Capturing and Computer Reasoning with Quantitative and Semantic Information in Radiology Images

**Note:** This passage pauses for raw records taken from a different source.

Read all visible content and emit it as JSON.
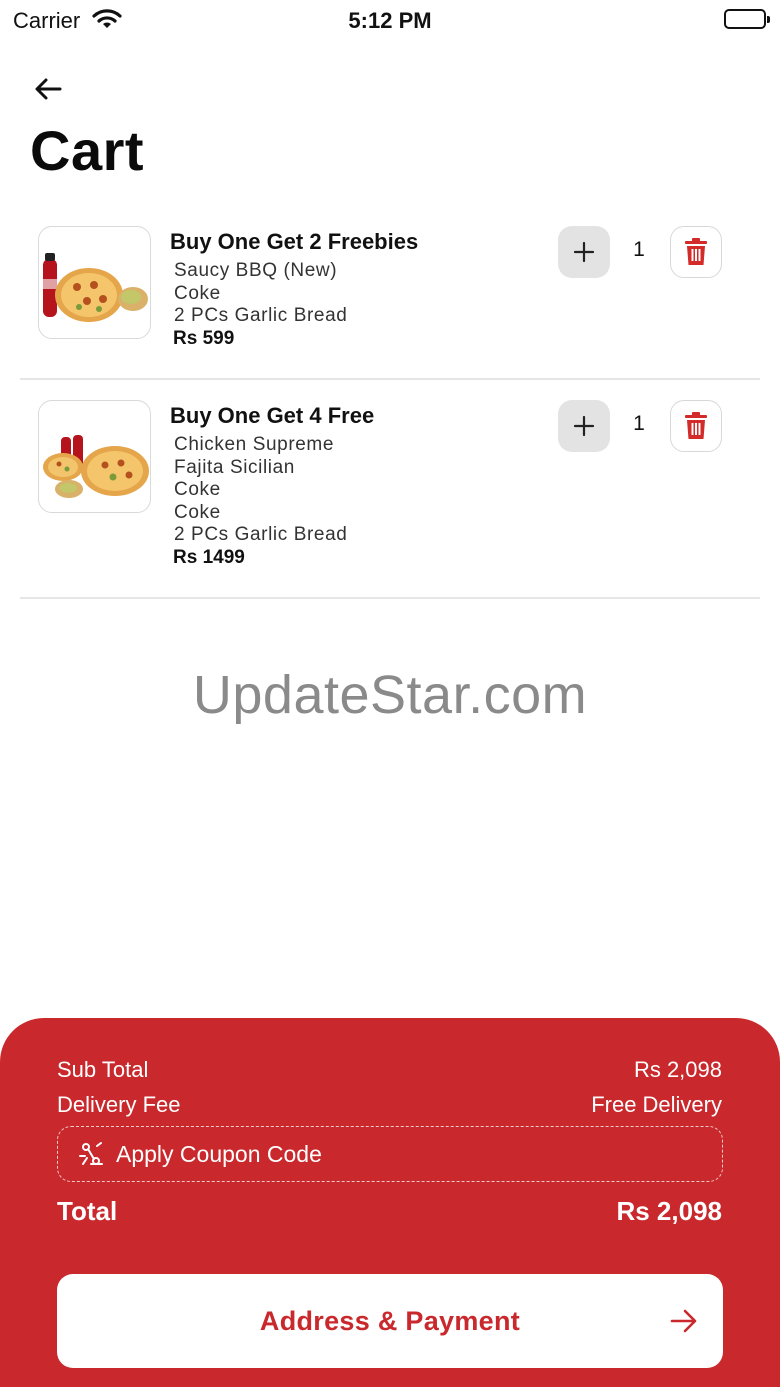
{
  "status_bar": {
    "carrier": "Carrier",
    "time": "5:12 PM"
  },
  "page": {
    "title": "Cart"
  },
  "cart": {
    "items": [
      {
        "name": "Buy One Get 2 Freebies",
        "lines": [
          "Saucy BBQ (New)",
          "Coke",
          "2 PCs Garlic Bread"
        ],
        "price": "Rs 599",
        "quantity": "1"
      },
      {
        "name": "Buy One Get 4 Free",
        "lines": [
          "Chicken Supreme",
          "Fajita Sicilian",
          "Coke",
          "Coke",
          "2 PCs Garlic Bread"
        ],
        "price": "Rs 1499",
        "quantity": "1"
      }
    ]
  },
  "watermark": "UpdateStar.com",
  "summary": {
    "subtotal_label": "Sub Total",
    "subtotal_value": "Rs 2,098",
    "delivery_label": "Delivery Fee",
    "delivery_value": "Free Delivery",
    "coupon_label": "Apply Coupon Code",
    "total_label": "Total",
    "total_value": "Rs 2,098"
  },
  "checkout": {
    "button_label": "Address & Payment"
  },
  "colors": {
    "accent": "#c9292c",
    "button_gray": "#e3e3e3"
  },
  "icons": [
    "wifi-icon",
    "battery-icon",
    "back-arrow-icon",
    "plus-icon",
    "trash-icon",
    "coupon-icon",
    "arrow-right-icon"
  ]
}
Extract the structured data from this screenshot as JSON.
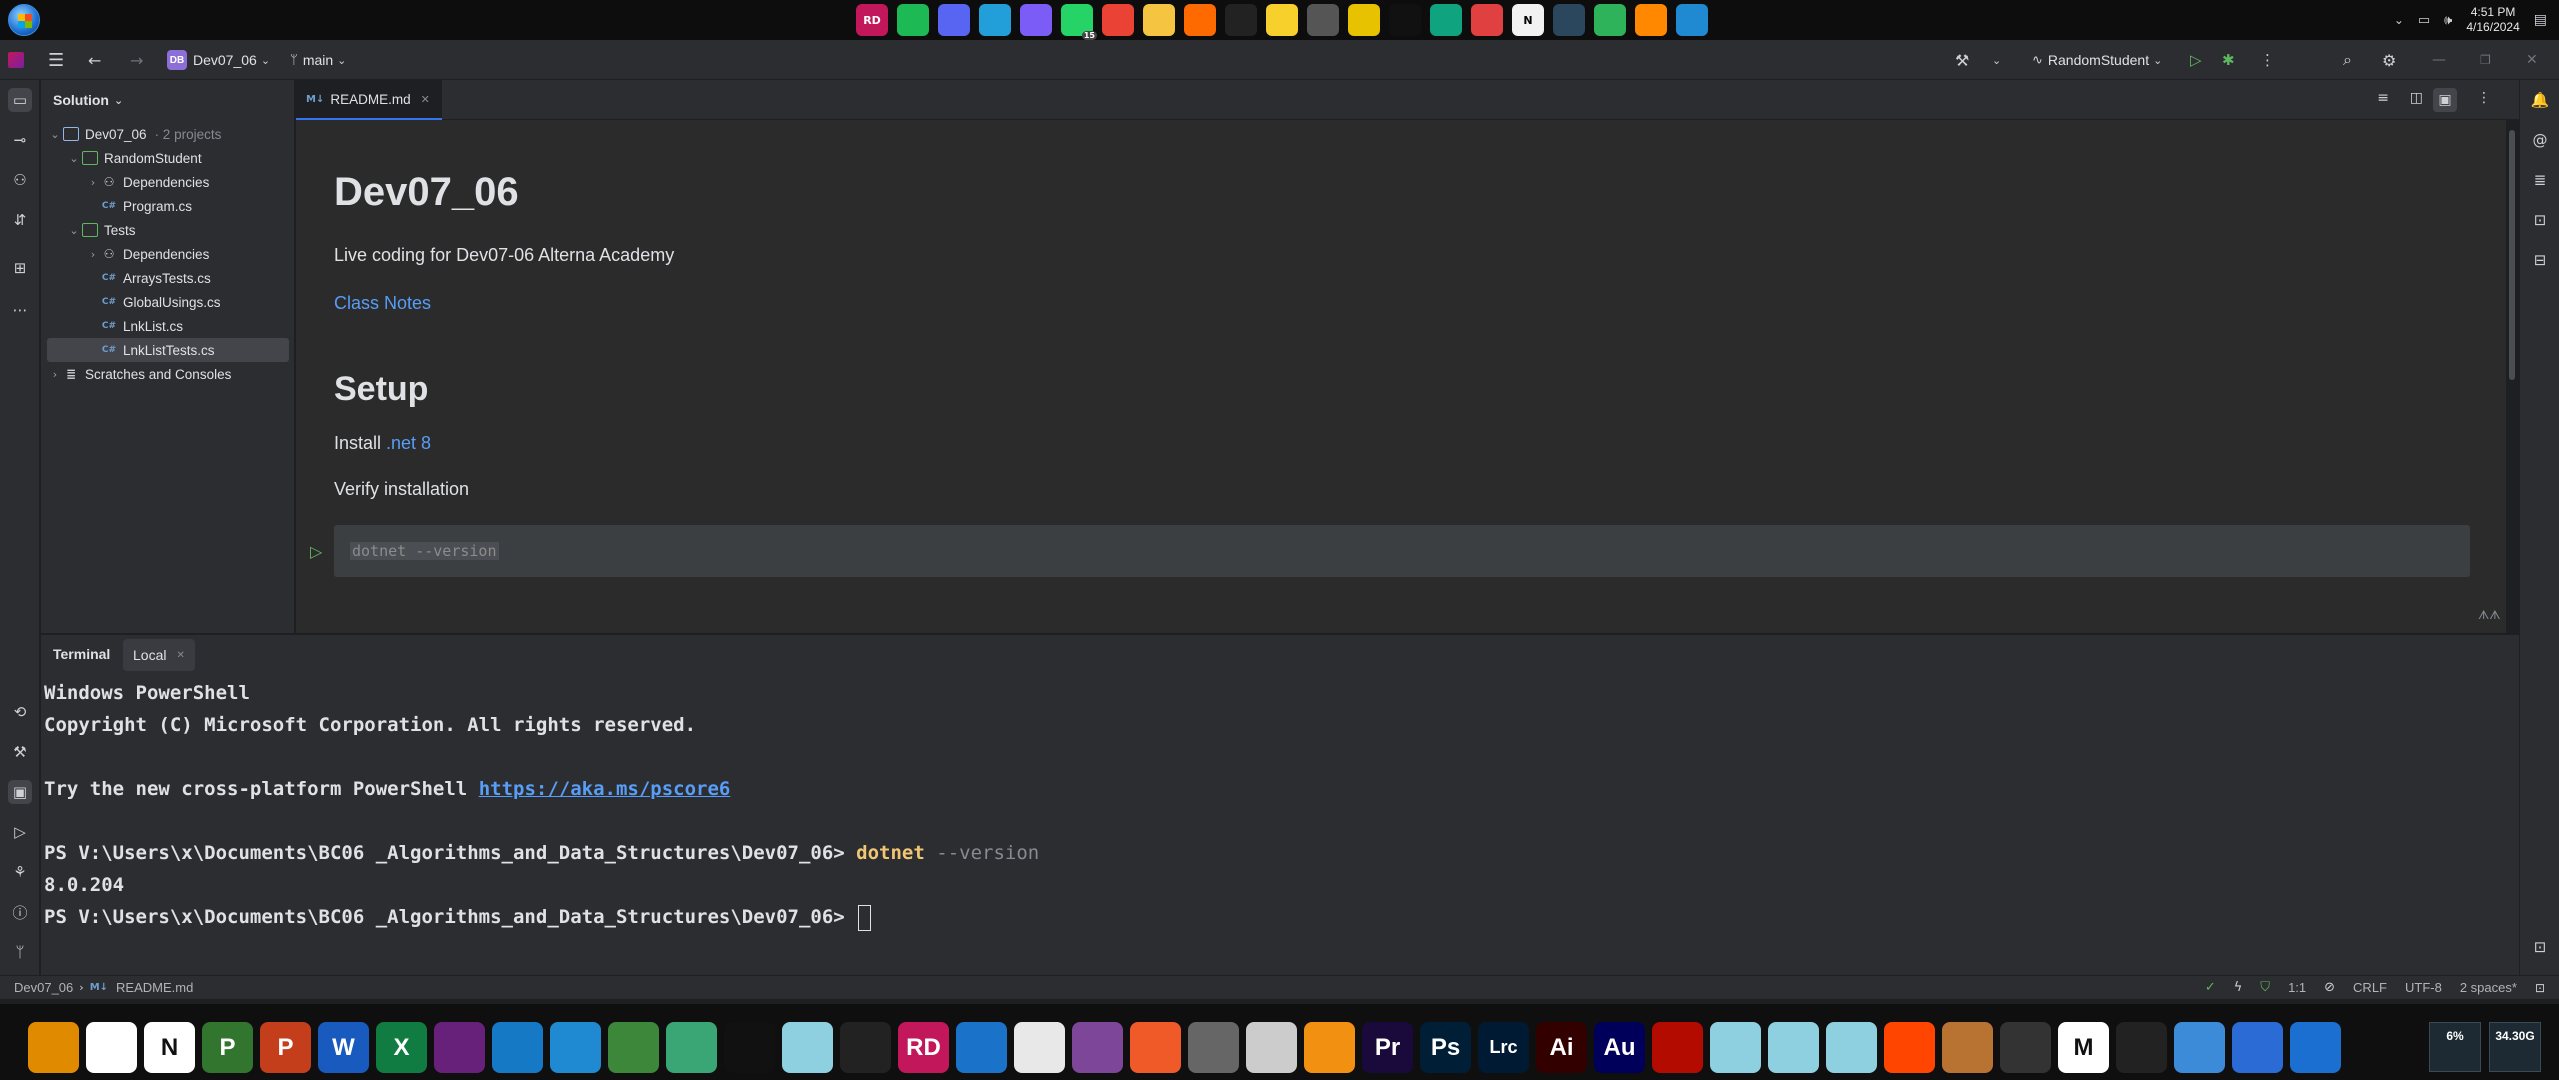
{
  "os": {
    "clock_time": "4:51 PM",
    "clock_date": "4/16/2024",
    "tray_badge": "15",
    "top_apps": [
      {
        "name": "rider-app",
        "color": "#c2185b",
        "label": "RD"
      },
      {
        "name": "spotify-app",
        "color": "#1db954",
        "label": ""
      },
      {
        "name": "discord-app",
        "color": "#5865f2",
        "label": ""
      },
      {
        "name": "telegram-app",
        "color": "#229ed9",
        "label": ""
      },
      {
        "name": "messenger-app",
        "color": "#7b5cf6",
        "label": ""
      },
      {
        "name": "whatsapp-app",
        "color": "#25d366",
        "label": ""
      },
      {
        "name": "chrome-app",
        "color": "#ea4335",
        "label": ""
      },
      {
        "name": "explorer-app",
        "color": "#f5c542",
        "label": ""
      },
      {
        "name": "fire-app",
        "color": "#ff6a00",
        "label": ""
      },
      {
        "name": "tiktok-app",
        "color": "#222222",
        "label": ""
      },
      {
        "name": "sticky-notes-app",
        "color": "#f7d02c",
        "label": ""
      },
      {
        "name": "snip-tool-app",
        "color": "#555555",
        "label": ""
      },
      {
        "name": "authy-app",
        "color": "#e6c200",
        "label": ""
      },
      {
        "name": "arc-app",
        "color": "#111111",
        "label": ""
      },
      {
        "name": "openai-app",
        "color": "#10a37f",
        "label": ""
      },
      {
        "name": "calendar-app",
        "color": "#e04040",
        "label": ""
      },
      {
        "name": "notion-app",
        "color": "#f2f2f2",
        "label": "N"
      },
      {
        "name": "steam-app",
        "color": "#2a475e",
        "label": ""
      },
      {
        "name": "clion-app",
        "color": "#2fb35a",
        "label": ""
      },
      {
        "name": "vlc-app",
        "color": "#ff8800",
        "label": ""
      },
      {
        "name": "vscode-app",
        "color": "#1f8ad2",
        "label": ""
      }
    ]
  },
  "ide": {
    "project_badge": "DB",
    "project_name": "Dev07_06",
    "branch": "main",
    "run_config": "RandomStudent"
  },
  "solution": {
    "title": "Solution",
    "tree": [
      {
        "label": "Dev07_06",
        "note": "· 2 projects",
        "icon": "solution-icon",
        "depth": 0,
        "chevron": "⌄"
      },
      {
        "label": "RandomStudent",
        "note": "",
        "icon": "project-icon",
        "depth": 1,
        "chevron": "⌄"
      },
      {
        "label": "Dependencies",
        "note": "",
        "icon": "dependencies-icon",
        "depth": 2,
        "chevron": "›"
      },
      {
        "label": "Program.cs",
        "note": "",
        "icon": "csharp-file-icon",
        "depth": 2,
        "chevron": ""
      },
      {
        "label": "Tests",
        "note": "",
        "icon": "project-icon",
        "depth": 1,
        "chevron": "⌄"
      },
      {
        "label": "Dependencies",
        "note": "",
        "icon": "dependencies-icon",
        "depth": 2,
        "chevron": "›"
      },
      {
        "label": "ArraysTests.cs",
        "note": "",
        "icon": "csharp-file-icon",
        "depth": 2,
        "chevron": ""
      },
      {
        "label": "GlobalUsings.cs",
        "note": "",
        "icon": "csharp-file-icon",
        "depth": 2,
        "chevron": ""
      },
      {
        "label": "LnkList.cs",
        "note": "",
        "icon": "csharp-file-icon",
        "depth": 2,
        "chevron": ""
      },
      {
        "label": "LnkListTests.cs",
        "note": "",
        "icon": "csharp-file-icon",
        "depth": 2,
        "chevron": "",
        "selected": true
      },
      {
        "label": "Scratches and Consoles",
        "note": "",
        "icon": "scratches-icon",
        "depth": 0,
        "chevron": "›"
      }
    ]
  },
  "editor": {
    "tab_icon": "M↓",
    "tab_label": "README.md",
    "h1": "Dev07_06",
    "intro": "Live coding for Dev07-06 Alterna Academy",
    "class_notes": "Class Notes",
    "h2": "Setup",
    "install_prefix": "Install ",
    "install_link": ".net 8",
    "verify": "Verify installation",
    "code": "dotnet --version"
  },
  "terminal": {
    "title": "Terminal",
    "tab": "Local",
    "line1": "Windows PowerShell",
    "line2": "Copyright (C) Microsoft Corporation. All rights reserved.",
    "line3_prefix": "Try the new cross-platform PowerShell ",
    "line3_link": "https://aka.ms/pscore6",
    "prompt": "PS V:\\Users\\x\\Documents\\BC06 _Algorithms_and_Data_Structures\\Dev07_06> ",
    "cmd": "dotnet",
    "arg": " --version",
    "output": "8.0.204"
  },
  "status": {
    "crumb_project": "Dev07_06",
    "crumb_file": "README.md",
    "position": "1:1",
    "line_ending": "CRLF",
    "encoding": "UTF-8",
    "indent": "2 spaces*"
  },
  "taskbar": {
    "apps": [
      {
        "name": "clipboard-app",
        "color": "#e08a00",
        "label": ""
      },
      {
        "name": "unity-app",
        "color": "#ffffff",
        "label": ""
      },
      {
        "name": "notion-dock-app",
        "color": "#ffffff",
        "label": "N"
      },
      {
        "name": "project-app",
        "color": "#31752f",
        "label": "P"
      },
      {
        "name": "powerpoint-app",
        "color": "#c43e1c",
        "label": "P"
      },
      {
        "name": "word-app",
        "color": "#185abd",
        "label": "W"
      },
      {
        "name": "excel-app",
        "color": "#107c41",
        "label": "X"
      },
      {
        "name": "visual-studio-app",
        "color": "#68217a",
        "label": ""
      },
      {
        "name": "wireshark-app",
        "color": "#1679c6",
        "label": ""
      },
      {
        "name": "vscode-dock-app",
        "color": "#1f8ad2",
        "label": ""
      },
      {
        "name": "node-app",
        "color": "#3c873a",
        "label": ""
      },
      {
        "name": "atom-app",
        "color": "#3aa675",
        "label": ""
      },
      {
        "name": "terminal-app",
        "color": "#111111",
        "label": ""
      },
      {
        "name": "folder-app-1",
        "color": "#8fd0e0",
        "label": ""
      },
      {
        "name": "chatgpt-app",
        "color": "#222222",
        "label": ""
      },
      {
        "name": "rider-dock-app",
        "color": "#c2185b",
        "label": "RD"
      },
      {
        "name": "edge-app",
        "color": "#1a73c8",
        "label": ""
      },
      {
        "name": "git-app",
        "color": "#e8e8e8",
        "label": ""
      },
      {
        "name": "tor-app",
        "color": "#7d4698",
        "label": ""
      },
      {
        "name": "pen-app",
        "color": "#f05a28",
        "label": ""
      },
      {
        "name": "settings-gear-app",
        "color": "#666666",
        "label": ""
      },
      {
        "name": "pseint-app",
        "color": "#cccccc",
        "label": ""
      },
      {
        "name": "mysql-app",
        "color": "#f29111",
        "label": ""
      },
      {
        "name": "premiere-app",
        "color": "#1a0a3c",
        "label": "Pr"
      },
      {
        "name": "photoshop-app",
        "color": "#001e36",
        "label": "Ps"
      },
      {
        "name": "lightroom-app",
        "color": "#001a33",
        "label": "Lrc"
      },
      {
        "name": "illustrator-app",
        "color": "#330000",
        "label": "Ai"
      },
      {
        "name": "audition-app",
        "color": "#00005b",
        "label": "Au"
      },
      {
        "name": "acrobat-app",
        "color": "#b30b00",
        "label": ""
      },
      {
        "name": "folder-app-2",
        "color": "#8fd0e0",
        "label": ""
      },
      {
        "name": "folder-app-3",
        "color": "#8fd0e0",
        "label": ""
      },
      {
        "name": "folder-app-4",
        "color": "#8fd0e0",
        "label": ""
      },
      {
        "name": "flame-app",
        "color": "#ff4500",
        "label": ""
      },
      {
        "name": "cog-app",
        "color": "#b87333",
        "label": ""
      },
      {
        "name": "game-app",
        "color": "#333333",
        "label": ""
      },
      {
        "name": "mendeley-app",
        "color": "#ffffff",
        "label": "M"
      },
      {
        "name": "unity-hub-app",
        "color": "#222222",
        "label": ""
      },
      {
        "name": "robot-app",
        "color": "#3b8bd9",
        "label": ""
      },
      {
        "name": "webcam-app",
        "color": "#2a6bd6",
        "label": ""
      },
      {
        "name": "monitor-app",
        "color": "#1a6fd1",
        "label": ""
      }
    ],
    "cpu": "6%",
    "mem": "34.30G"
  }
}
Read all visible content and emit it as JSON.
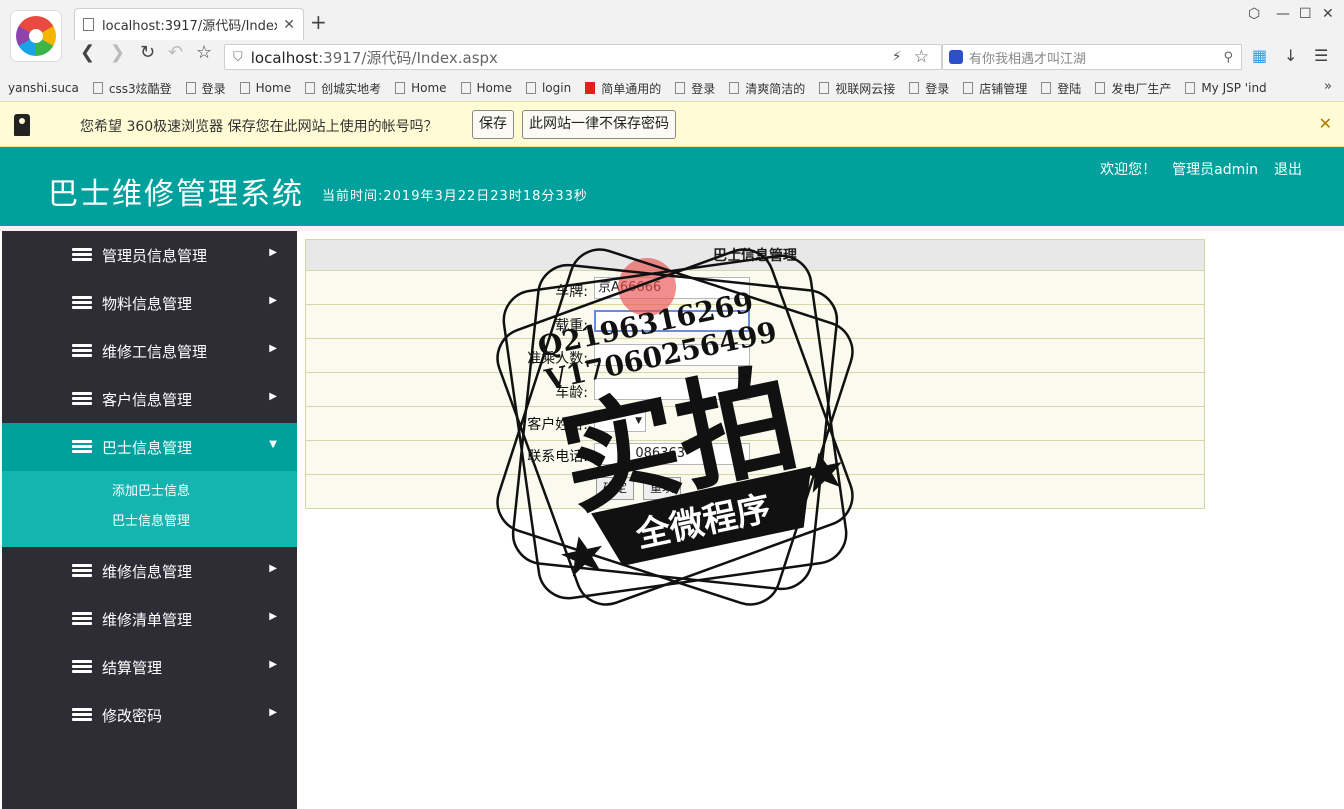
{
  "browser": {
    "tab_title": "localhost:3917/源代码/Index.a",
    "address": {
      "host": "localhost",
      "rest": ":3917/源代码/Index.aspx"
    },
    "search_placeholder": "有你我相遇才叫江湖",
    "bookmarks": [
      {
        "label": "yanshi.suca",
        "icon": "none"
      },
      {
        "label": "css3炫酷登",
        "icon": "page"
      },
      {
        "label": "登录",
        "icon": "page"
      },
      {
        "label": "Home",
        "icon": "page"
      },
      {
        "label": "创城实地考",
        "icon": "page"
      },
      {
        "label": "Home",
        "icon": "page"
      },
      {
        "label": "Home",
        "icon": "page"
      },
      {
        "label": "login",
        "icon": "page"
      },
      {
        "label": "简单通用的",
        "icon": "red"
      },
      {
        "label": "登录",
        "icon": "page"
      },
      {
        "label": "清爽简洁的",
        "icon": "page"
      },
      {
        "label": "视联网云接",
        "icon": "page"
      },
      {
        "label": "登录",
        "icon": "page"
      },
      {
        "label": "店铺管理",
        "icon": "page"
      },
      {
        "label": "登陆",
        "icon": "page"
      },
      {
        "label": "发电厂生产",
        "icon": "page"
      },
      {
        "label": "My JSP 'ind",
        "icon": "page"
      }
    ],
    "infobar": {
      "message": "您希望 360极速浏览器 保存您在此网站上使用的帐号吗？",
      "save": "保存",
      "never": "此网站一律不保存密码"
    }
  },
  "header": {
    "title": "巴士维修管理系统",
    "time": "当前时间:2019年3月22日23时18分33秒",
    "welcome": "欢迎您！",
    "user": "管理员admin",
    "logout": "退出"
  },
  "sidebar": {
    "items": [
      {
        "label": "管理员信息管理"
      },
      {
        "label": "物料信息管理"
      },
      {
        "label": "维修工信息管理"
      },
      {
        "label": "客户信息管理"
      },
      {
        "label": "巴士信息管理"
      },
      {
        "label": "维修信息管理"
      },
      {
        "label": "维修清单管理"
      },
      {
        "label": "结算管理"
      },
      {
        "label": "修改密码"
      }
    ],
    "active_index": 4,
    "submenu": [
      "添加巴士信息",
      "巴士信息管理"
    ]
  },
  "form": {
    "title": "巴士信息管理",
    "plate_label": "车牌:",
    "plate_value": "京A66666",
    "load_label": "载重:",
    "load_value": "",
    "passengers_label": "准乘人数:",
    "age_label": "车龄:",
    "customer_label": "客户姓名:",
    "customer_value": "",
    "phone_label": "联系电话:",
    "phone_value": "086363",
    "submit": "确定",
    "reset": "重填"
  },
  "watermark": {
    "line1": "Q2196316269",
    "line2": "V17060256499",
    "big": "实拍",
    "banner": "全微程序"
  },
  "colors": {
    "teal": "#00a19c",
    "sidebar": "#2e2d36",
    "submenu": "#14b5b0"
  }
}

The use of semantic Web technologies to make the myriad of data in cyberspace accessible to intelligent agents is well established. However, a crucial type of information on the Web--and especially in life sciences--is imaging, which is largely being overlooked in current semantic Web endeavors. We are developing methods and tools to enable the transparent discovery and use of large distributed collections of medical images within hospital information systems and ultimately on the Web.  Our approach is to make the human and machine descriptions of image content machine-accessible through "semantic annotation" using ontologies, capturing semantic and quantitative information from images as physicians view them in a manner that minimally affects their current workflow.  We exploit new standards for making image contents explicit and publishable on the semantic Web. We will describe tools and methods we are developing and preliminary results using them for response assessment in cancer.  While this work is focused on images in the life sciences, it has broader applicability to all images on the Web. Our ultimate goal is to enable semantic integration of images and all the related scientific data pertaining to their content so that physicians and basic scientists can have the best understanding of the biological and physiological significance of image content.  

Daniel L. Rubin, MD, MS is Assistant Professor of Radiology and Medicine (Biomedical Informatics Research) at Stanford University.  He is a Member of the Stanford Cancer Center and the Bio-X interdisciplinary research program. His NIH-funded research program focuses on the intersection of biomedical informatics and imaging science, developing computational methods and applications to extract quantitative information and meaning from clinical, molecular, and imaging data, and to translate these methods into practice through applications to improve diagnostic accuracy and clinical effectiveness. He is Principal Investigator of one of the centers in the National Cancer Institute's recently-established Quantitative Imaging Network (QIN), Chair of the RadLex Steering Committee of the Radiological Society of North America (RSNA), and Chair of the Informatics Committee of the American College of Radiology Imaging Network (ACRIN). Dr. Rubin has published over 100 scientific publications in biomedical imaging informatics and radiology.